[Main Endor Leia Page]
[My Endor Leia Journal]
-Plastic Bin$2.29
-Fimo Clay$2.50
-Blue Enamel$1.64
-Black Enamel$1.64
-Tie Tacks$3

TOTAL: $15.57

These instructions are for beginners to intermediate skill.

In the Rebel Briefing scene, Leia wears a rank badge on the right side of her vest. Many of the ranking officers, including Lando Calrissian, though theirs is on the left side and flipped 180 degrees. The details are very indistict so there's no telling if there's any differences between the officer's badges. Therefore, I have taken the general shape of everything on the badge, fudging details I couldn't see, and came up with this template. I made a printable PDF that will print to scale.

>>Click Here for Printable Badge Template

Materials Needed:

  • Flat white plastic piece
  • Fimo Clay
  • Wax Paper / Freezer Paper
  • Cylander or rolling pin
  • Light Gray Primer
  • Testors Enamel Paint- Blue Metallic and Flat Black
  • Turpentine
  • Small Paint Brush
  • Metal Pin for backing

Reference Shots of Badges

This is a collaboration of all the best shots I could find of the badges. As you can see, the details aren't all that clear. What is clear is there are two round, cobalt blue nickel-sized pieces, and a thick, black, rectangular bar... and a bunch of gray gibberish. To make this, start by gathering all of the materials. For the rectangle of the badge backing, I got a white plastic tray from Target in the section with the silverware drawer organizers. Be sure to get one where at least one surface is smooth. I cut out my rectangle with tin snips and sanded the edges smooth. Also, the edges of the badge are blunt, sand them until they are rounded. Set this aside.

Indistinct Gray bits of badge.

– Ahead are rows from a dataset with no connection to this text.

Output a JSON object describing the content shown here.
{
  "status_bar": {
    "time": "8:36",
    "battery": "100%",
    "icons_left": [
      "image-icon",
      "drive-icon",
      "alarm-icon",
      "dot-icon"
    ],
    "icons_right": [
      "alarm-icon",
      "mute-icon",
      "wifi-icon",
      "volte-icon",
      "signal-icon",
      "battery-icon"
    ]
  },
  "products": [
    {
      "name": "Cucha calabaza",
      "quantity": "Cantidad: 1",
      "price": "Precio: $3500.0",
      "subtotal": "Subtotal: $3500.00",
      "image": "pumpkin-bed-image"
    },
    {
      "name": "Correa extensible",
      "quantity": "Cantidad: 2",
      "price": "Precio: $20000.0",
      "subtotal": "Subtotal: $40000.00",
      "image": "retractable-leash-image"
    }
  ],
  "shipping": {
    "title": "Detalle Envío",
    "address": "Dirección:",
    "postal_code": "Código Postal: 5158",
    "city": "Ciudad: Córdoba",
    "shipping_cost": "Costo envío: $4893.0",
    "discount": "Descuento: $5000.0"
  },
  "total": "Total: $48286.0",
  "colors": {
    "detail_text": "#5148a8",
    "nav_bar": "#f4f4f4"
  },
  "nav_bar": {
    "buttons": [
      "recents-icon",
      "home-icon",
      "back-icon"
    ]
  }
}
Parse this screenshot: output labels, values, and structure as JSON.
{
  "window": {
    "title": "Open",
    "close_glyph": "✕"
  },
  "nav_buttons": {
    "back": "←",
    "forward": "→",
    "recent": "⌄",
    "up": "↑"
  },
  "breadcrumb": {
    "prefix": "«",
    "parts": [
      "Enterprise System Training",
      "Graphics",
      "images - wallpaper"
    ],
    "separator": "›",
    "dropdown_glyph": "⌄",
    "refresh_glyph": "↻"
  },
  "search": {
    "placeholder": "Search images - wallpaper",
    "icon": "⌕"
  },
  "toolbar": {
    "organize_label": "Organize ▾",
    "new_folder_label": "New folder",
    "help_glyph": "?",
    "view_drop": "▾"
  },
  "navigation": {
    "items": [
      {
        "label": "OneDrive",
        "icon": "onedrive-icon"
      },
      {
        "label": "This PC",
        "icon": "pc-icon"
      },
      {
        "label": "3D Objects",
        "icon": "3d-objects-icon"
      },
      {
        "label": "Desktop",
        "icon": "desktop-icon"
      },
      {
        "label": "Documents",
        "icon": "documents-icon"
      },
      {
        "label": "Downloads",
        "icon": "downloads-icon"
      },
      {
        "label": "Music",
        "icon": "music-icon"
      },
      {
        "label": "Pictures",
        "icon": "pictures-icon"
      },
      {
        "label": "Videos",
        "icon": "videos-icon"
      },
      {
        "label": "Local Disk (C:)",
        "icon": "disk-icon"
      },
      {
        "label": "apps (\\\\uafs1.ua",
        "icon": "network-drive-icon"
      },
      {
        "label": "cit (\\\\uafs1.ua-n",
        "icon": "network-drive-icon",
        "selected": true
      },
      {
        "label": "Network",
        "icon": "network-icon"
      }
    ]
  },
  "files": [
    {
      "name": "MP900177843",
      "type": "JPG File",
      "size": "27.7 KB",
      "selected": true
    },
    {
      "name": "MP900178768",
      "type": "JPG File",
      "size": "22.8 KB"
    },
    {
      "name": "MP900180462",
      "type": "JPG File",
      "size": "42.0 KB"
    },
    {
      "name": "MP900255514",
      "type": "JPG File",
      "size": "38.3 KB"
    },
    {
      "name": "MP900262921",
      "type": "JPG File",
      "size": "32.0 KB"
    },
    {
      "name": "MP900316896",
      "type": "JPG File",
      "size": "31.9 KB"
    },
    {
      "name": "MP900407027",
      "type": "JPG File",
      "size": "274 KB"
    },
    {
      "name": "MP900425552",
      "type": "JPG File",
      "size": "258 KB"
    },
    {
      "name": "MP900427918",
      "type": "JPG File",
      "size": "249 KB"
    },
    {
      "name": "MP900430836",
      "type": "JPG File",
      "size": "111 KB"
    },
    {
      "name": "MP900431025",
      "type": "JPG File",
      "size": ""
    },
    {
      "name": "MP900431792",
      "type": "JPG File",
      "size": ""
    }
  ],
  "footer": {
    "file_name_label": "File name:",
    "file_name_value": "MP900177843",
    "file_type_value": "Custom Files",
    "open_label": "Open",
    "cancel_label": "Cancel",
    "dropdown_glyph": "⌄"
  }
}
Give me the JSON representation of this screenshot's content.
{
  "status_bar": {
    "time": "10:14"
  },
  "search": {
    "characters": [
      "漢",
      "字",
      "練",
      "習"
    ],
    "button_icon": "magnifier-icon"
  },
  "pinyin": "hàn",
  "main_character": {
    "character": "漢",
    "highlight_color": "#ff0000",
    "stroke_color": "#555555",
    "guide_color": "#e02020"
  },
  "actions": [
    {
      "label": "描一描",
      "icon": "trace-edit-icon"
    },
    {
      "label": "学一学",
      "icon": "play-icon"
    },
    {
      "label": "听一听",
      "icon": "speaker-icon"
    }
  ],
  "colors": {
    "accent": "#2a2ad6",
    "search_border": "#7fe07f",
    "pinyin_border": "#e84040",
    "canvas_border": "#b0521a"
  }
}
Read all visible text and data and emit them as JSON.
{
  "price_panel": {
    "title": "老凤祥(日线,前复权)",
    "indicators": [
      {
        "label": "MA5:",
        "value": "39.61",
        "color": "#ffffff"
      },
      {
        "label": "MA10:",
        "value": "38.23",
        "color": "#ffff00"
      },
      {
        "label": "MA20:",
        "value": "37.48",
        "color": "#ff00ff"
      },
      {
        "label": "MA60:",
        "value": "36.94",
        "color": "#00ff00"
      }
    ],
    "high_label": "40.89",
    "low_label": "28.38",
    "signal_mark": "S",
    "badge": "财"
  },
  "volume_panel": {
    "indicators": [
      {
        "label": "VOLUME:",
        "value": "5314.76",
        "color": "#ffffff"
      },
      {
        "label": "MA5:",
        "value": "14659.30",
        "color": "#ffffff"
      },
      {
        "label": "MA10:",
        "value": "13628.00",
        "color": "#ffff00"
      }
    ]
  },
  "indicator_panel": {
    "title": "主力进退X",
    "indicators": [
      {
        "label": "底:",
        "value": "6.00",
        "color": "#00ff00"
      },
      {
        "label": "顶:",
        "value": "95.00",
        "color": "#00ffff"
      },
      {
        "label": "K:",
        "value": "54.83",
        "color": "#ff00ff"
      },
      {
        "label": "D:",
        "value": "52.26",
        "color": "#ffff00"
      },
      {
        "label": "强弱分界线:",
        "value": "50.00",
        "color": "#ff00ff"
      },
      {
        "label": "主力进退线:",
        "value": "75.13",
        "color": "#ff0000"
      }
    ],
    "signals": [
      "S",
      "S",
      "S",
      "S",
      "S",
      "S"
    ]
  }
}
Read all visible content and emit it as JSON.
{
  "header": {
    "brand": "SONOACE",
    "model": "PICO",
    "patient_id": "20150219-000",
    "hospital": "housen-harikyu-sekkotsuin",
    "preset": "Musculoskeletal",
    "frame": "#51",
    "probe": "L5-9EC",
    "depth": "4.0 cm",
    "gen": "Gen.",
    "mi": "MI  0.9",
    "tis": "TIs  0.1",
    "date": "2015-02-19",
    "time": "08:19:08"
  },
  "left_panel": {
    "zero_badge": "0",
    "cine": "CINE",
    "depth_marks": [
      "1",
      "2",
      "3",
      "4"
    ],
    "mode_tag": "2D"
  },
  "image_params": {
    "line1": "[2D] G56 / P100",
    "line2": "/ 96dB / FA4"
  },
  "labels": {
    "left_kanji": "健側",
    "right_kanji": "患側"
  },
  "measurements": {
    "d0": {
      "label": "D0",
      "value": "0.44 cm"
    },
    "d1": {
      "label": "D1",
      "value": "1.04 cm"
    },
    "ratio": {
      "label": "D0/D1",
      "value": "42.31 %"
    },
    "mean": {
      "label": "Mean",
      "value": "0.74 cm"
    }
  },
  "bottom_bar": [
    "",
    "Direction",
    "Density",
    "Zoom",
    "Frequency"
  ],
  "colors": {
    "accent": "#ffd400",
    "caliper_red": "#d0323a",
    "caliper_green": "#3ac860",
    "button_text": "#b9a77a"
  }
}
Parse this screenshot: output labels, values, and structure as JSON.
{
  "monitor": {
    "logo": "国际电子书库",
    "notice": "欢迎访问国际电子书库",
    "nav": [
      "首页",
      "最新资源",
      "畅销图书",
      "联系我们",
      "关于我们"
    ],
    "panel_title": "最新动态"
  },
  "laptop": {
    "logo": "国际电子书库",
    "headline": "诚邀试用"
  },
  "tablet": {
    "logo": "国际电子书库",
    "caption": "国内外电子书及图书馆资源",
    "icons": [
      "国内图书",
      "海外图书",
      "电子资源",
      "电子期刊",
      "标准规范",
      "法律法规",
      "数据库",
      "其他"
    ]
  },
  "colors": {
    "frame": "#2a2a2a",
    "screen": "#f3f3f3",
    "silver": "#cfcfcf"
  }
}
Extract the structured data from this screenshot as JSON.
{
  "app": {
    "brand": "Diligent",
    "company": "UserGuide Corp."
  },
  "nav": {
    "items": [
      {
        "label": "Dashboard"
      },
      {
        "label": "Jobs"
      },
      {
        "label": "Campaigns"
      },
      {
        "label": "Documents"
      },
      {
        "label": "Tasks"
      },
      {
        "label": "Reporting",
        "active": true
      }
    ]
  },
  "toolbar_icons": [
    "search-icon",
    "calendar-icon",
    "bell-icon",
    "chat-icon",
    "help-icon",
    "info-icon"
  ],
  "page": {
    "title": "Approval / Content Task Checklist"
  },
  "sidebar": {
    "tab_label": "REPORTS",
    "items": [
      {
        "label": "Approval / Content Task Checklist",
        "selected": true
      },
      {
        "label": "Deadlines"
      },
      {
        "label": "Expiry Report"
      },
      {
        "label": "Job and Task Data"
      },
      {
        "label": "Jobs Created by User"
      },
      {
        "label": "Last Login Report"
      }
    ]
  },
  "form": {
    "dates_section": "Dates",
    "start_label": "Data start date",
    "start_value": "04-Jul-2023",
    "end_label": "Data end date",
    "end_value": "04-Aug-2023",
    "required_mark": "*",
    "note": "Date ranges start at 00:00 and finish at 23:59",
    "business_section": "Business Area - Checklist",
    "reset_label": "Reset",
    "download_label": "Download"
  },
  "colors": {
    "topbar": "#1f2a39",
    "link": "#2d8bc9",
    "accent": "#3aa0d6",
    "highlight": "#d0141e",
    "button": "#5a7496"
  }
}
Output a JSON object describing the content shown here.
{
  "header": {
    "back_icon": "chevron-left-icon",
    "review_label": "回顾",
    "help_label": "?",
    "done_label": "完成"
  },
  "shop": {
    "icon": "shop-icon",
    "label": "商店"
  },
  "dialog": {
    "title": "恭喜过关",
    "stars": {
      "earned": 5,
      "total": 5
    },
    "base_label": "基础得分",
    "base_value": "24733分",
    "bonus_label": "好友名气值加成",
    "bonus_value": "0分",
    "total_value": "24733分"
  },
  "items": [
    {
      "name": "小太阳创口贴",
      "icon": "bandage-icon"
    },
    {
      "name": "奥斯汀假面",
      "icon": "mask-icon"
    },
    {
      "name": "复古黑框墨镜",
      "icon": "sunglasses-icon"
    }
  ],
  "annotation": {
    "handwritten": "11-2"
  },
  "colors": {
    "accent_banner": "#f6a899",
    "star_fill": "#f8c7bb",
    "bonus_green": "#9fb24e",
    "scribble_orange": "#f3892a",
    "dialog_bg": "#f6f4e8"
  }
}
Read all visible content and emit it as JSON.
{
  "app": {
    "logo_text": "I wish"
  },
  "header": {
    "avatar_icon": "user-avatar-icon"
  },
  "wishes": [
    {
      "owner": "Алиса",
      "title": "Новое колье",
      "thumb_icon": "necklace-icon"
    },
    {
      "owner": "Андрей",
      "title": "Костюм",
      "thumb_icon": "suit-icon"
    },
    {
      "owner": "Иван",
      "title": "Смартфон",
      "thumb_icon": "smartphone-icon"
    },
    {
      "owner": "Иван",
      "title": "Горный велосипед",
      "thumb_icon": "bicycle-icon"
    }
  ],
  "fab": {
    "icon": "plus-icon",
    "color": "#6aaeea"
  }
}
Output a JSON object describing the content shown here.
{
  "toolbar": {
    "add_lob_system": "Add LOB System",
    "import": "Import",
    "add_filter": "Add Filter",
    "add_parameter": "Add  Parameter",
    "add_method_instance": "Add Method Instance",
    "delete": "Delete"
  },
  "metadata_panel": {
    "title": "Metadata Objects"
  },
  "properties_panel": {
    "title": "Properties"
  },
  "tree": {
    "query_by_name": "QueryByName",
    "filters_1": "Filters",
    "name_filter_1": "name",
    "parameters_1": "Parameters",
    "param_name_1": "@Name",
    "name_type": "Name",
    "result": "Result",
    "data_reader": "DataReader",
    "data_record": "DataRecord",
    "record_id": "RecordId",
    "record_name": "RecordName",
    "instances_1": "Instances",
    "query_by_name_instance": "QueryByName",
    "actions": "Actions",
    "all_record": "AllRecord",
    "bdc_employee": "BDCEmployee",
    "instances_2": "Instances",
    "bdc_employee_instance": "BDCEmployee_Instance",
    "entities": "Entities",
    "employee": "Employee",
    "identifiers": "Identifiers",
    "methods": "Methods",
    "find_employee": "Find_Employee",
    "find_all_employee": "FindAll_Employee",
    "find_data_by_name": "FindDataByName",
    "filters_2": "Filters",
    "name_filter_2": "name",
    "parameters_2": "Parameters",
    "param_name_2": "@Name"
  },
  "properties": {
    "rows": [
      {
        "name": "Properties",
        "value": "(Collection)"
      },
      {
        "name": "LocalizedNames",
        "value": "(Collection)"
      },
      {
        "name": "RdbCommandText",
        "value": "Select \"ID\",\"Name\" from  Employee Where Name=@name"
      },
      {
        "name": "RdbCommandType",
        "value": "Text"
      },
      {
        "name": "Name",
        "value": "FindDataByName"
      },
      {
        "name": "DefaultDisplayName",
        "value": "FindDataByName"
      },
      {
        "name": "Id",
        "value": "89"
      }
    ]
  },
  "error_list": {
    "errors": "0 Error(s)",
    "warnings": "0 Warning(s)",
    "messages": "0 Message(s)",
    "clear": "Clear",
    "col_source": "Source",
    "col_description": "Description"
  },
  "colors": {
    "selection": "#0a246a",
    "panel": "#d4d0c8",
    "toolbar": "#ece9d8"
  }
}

Next, you will form your clay. You will need Wax/freezer paper, which is paper with a shiny coating on one side. Put the shiny side up. Print my Printable Badge Template and place it under the freezer paper. You can work on top of this for size reference. Now comes the part where you use your imagination when forming your clay. Use some round cylander or rolling pin to flatten out sections of clay. You will want to be aware of thickness, to which you will be able to see in my shots. I used an exacto knife to cut the clay and get smooth lines... SAW it, don't press down or you will distort the clay. I used various things from around my house to shape; I used the end of a chalk pencil to make the indented circle, a straight pin to press lines into the clay, the tip of a pen to press dots into the circles, and threw in some seed beads for texture. For the little spokes sticking out of one piece, I took some head pins (you can get them at a bead store or probably Michael's), slipped on two seed beads each, snipped the excess with wire clippers (leave enough pin to stick in the clay) and pressed them to the bottomside of the piece. For the circles, I made two circles the size and thickness of nickels. I notched the sides (8 places) because I think I see that texture in one of the pictures, as well as the dots I pressed inwith a pen tip. I made two small, thin circles (size of a straw) and added on top for texture. The black bar I made just a hair thinner than 1/4". Try and cut this piece as smooth as possible. For Fimo clay, you will bake it in the oven at 230 degrees for 30 minutes. If you use a different clay, get the kind the stays soft until you bake it to harden. Some clays are not to be baked in the oven. I recommend keeping a little water handy to put on the clay as it has a tendancy to stick to the roller you will use or other surfaces.


Once this has been baked and hardened, take the 'indistict' parts (leave off the bar and the circles) and superglue them to your flat plastic backing. Once this sets you can take it to a ventilated area and spray with light gray primer. I used Krylon Gray Indoor/Outdoor Primer, but the color "Gray" was too dark. I went back and got a different gray which is now too light, so technically the color needs to be a bit darker than what I have pictured here. Put down several light coats. The circles and bar will need to be painted Metallic Blue and Flat Black, respectively. You can prime the pieces if you want before hand, I don't think it's necessary. For this paint, it will have to be applied in several coats as it goes on very thin. I found out the hard way that you can't just rinse your brush out with this paint, you need to use turpentine. Once these have been painted, you can superglue them in place. You may want to put some kind of sealant top coat on it. Glue a metal pin to the back of the badge; you can find these at Michael's as well.


More Reference Shots

>>Return to Costume Main Page